Exercise. Return only those lines of the records below in which "name" appears.

Element data from apps and pages.
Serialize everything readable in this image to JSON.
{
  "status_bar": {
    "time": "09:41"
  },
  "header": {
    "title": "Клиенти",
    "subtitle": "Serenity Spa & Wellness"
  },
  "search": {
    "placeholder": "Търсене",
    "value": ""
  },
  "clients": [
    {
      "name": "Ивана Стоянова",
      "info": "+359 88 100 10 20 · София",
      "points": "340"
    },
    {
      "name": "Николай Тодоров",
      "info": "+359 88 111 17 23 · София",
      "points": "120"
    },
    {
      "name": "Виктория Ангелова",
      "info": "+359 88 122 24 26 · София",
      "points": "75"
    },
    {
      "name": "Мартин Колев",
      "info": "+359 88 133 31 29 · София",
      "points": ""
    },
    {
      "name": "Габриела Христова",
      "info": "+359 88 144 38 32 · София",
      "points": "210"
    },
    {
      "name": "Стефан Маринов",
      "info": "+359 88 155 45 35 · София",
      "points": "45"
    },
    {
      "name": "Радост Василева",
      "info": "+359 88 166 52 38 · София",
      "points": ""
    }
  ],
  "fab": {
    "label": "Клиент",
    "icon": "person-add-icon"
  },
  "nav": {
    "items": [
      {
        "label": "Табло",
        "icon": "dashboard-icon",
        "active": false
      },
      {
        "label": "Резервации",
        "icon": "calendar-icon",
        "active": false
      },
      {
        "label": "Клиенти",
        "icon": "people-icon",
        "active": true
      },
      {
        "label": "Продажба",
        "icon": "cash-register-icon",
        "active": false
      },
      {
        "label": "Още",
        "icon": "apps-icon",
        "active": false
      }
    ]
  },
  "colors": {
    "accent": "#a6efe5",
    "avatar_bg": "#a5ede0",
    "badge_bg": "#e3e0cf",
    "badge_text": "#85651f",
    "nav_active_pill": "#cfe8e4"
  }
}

Exercise answer.
      "name": "Ивана Стоянова",
      "name": "Николай Тодоров",
      "name": "Виктория Ангелова",
      "name": "Мартин Колев",
      "name": "Габриела Христова",
      "name": "Стефан Маринов",
      "name": "Радост Василева",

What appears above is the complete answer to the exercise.